**Work instructions**
Please restate the data word for word.

(Web page and app entries)
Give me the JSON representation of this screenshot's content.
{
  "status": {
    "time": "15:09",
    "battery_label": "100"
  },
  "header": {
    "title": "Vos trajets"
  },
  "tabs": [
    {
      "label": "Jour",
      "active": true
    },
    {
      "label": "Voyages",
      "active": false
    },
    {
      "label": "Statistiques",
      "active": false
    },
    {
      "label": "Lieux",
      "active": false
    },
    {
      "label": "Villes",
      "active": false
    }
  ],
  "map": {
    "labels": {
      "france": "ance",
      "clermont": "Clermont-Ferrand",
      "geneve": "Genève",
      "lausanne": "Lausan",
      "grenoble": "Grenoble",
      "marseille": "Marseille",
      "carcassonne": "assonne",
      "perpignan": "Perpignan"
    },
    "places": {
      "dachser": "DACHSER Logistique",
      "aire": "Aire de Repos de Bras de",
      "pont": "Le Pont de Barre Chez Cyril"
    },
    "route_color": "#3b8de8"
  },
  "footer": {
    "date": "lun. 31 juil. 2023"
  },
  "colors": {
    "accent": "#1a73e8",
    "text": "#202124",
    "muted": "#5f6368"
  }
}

**Response to this exercise**
Give me the JSON representation of this screenshot's content.
{
  "status": {
    "time": "15:09",
    "battery_label": "100"
  },
  "header": {
    "title": "Vos trajets"
  },
  "tabs": [
    {
      "label": "Jour",
      "active": true
    },
    {
      "label": "Voyages",
      "active": false
    },
    {
      "label": "Statistiques",
      "active": false
    },
    {
      "label": "Lieux",
      "active": false
    },
    {
      "label": "Villes",
      "active": false
    }
  ],
  "map": {
    "labels": {
      "france": "ance",
      "clermont": "Clermont-Ferrand",
      "geneve": "Genève",
      "lausanne": "Lausan",
      "grenoble": "Grenoble",
      "marseille": "Marseille",
      "carcassonne": "assonne",
      "perpignan": "Perpignan"
    },
    "places": {
      "dachser": "DACHSER Logistique",
      "aire": "Aire de Repos de Bras de",
      "pont": "Le Pont de Barre Chez Cyril"
    },
    "route_color": "#3b8de8"
  },
  "footer": {
    "date": "lun. 31 juil. 2023"
  },
  "colors": {
    "accent": "#1a73e8",
    "text": "#202124",
    "muted": "#5f6368"
  }
}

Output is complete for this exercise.